Import prices in the US fell 2.6 percent from a month earlier in April of 2020, following an upwardly revised 2.4 percent decline in March and compared to market expectations of a 3.1 percent fall. It remains the largest decline in import prices since January of 2015, mainly due to a record 31.5 percent plunge in fuel prices, after WTI oil prices turned negative for the first time in history in April amid storage concerns. Excluding fuel, import prices went down 0.5 percent, driven by lower prices for industrial supplies and materials; foods, feeds, and beverages; and consumer goods, which more than offset rising prices for automotive vehicles and capital goods. Year-on-year, import cost went down 6.8 percent, the biggest anual decline since December of 2015.
Import Prices in the United States averaged 109.28 points from 1982 until 2020, reaching an all time high of 147.50 points in July of 2008 and a record low of 75 points in March of 1986. This page provides - United States Import Prices - actual values, historical data, forecast, chart, statistics, economic calendar and news. United States Import Prices - data, historical chart, forecasts and calendar of releases - was last updated on May of 2020. source: U.S. Bureau of Labor Statistics
Import Prices in the United States is expected to be 124.90 points by the end of this quarter, according to Trading Economics global macro models and analysts expectations. Looking forward, we estimate Import Prices in the United States to stand at 125.74 in 12 months time.

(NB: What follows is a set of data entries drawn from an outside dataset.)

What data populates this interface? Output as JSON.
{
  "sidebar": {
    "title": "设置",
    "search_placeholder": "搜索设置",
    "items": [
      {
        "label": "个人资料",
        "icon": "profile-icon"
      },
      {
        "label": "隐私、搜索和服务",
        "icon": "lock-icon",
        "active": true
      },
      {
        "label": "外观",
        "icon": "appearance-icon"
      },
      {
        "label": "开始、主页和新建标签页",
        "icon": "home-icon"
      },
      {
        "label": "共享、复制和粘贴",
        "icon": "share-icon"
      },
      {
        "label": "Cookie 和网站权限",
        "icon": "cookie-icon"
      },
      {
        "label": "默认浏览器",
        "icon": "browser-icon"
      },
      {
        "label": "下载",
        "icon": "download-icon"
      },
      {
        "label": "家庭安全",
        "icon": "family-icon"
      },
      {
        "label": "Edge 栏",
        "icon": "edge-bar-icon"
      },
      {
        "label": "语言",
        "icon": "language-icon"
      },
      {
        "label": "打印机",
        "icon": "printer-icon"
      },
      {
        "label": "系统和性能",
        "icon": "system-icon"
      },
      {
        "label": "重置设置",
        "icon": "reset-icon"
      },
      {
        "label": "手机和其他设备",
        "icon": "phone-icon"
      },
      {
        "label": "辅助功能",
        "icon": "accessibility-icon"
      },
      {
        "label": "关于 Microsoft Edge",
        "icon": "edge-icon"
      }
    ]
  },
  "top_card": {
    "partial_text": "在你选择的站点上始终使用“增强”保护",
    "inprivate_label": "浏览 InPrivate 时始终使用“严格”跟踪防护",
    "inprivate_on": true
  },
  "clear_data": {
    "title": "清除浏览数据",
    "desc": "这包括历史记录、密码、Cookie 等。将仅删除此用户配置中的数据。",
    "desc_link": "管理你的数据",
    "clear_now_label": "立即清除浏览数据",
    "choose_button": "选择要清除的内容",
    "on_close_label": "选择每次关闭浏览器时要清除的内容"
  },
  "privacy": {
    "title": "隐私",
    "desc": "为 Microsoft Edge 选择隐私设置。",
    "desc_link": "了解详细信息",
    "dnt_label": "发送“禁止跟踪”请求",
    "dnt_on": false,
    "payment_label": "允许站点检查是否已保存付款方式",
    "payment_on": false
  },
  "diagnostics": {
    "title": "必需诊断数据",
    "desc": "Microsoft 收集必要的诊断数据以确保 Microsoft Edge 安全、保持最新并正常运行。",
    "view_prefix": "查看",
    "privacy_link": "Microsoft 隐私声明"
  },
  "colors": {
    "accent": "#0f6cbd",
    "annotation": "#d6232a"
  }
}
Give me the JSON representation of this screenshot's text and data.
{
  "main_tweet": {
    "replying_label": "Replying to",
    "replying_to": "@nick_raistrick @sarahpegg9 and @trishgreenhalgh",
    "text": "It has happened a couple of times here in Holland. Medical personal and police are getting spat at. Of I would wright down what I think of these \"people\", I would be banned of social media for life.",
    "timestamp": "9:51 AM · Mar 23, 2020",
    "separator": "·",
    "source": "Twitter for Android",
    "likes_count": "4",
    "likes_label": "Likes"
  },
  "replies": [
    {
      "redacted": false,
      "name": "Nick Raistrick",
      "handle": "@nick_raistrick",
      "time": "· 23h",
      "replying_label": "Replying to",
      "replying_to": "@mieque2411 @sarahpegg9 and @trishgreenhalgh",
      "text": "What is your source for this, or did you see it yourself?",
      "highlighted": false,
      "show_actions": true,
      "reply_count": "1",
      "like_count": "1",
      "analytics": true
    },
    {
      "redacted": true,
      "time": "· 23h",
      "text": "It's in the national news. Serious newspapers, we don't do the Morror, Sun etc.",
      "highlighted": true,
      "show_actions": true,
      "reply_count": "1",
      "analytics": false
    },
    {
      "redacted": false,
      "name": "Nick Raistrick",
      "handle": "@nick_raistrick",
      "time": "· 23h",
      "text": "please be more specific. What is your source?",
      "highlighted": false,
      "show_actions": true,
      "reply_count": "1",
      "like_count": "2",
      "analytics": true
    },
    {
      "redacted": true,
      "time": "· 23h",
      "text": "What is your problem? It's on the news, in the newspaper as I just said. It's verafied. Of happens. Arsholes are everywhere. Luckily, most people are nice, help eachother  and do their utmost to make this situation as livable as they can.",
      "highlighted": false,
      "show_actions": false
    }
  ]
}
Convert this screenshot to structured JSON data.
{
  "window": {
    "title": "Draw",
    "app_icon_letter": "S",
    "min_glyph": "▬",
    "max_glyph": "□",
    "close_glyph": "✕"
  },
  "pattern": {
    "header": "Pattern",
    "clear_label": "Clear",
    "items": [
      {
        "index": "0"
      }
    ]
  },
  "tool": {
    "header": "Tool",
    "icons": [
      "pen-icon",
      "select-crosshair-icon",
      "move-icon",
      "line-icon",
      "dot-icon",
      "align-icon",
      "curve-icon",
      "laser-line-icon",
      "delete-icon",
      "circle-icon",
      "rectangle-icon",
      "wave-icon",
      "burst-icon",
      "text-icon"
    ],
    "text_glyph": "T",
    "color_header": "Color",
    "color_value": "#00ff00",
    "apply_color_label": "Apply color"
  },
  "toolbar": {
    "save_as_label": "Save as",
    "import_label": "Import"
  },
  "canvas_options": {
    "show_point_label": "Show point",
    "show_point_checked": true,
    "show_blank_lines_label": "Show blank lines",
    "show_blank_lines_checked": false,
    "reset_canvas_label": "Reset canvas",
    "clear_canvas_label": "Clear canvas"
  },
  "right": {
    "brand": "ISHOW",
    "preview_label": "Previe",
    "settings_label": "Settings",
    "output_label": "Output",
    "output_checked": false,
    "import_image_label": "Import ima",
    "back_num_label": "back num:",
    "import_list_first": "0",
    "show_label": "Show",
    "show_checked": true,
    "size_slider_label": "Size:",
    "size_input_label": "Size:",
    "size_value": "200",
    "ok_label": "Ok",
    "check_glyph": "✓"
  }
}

In the long-term, the United States Import Prices is projected to trend around 125.74 points in 2021 and 128.74 points in 2022, according to our econometric models.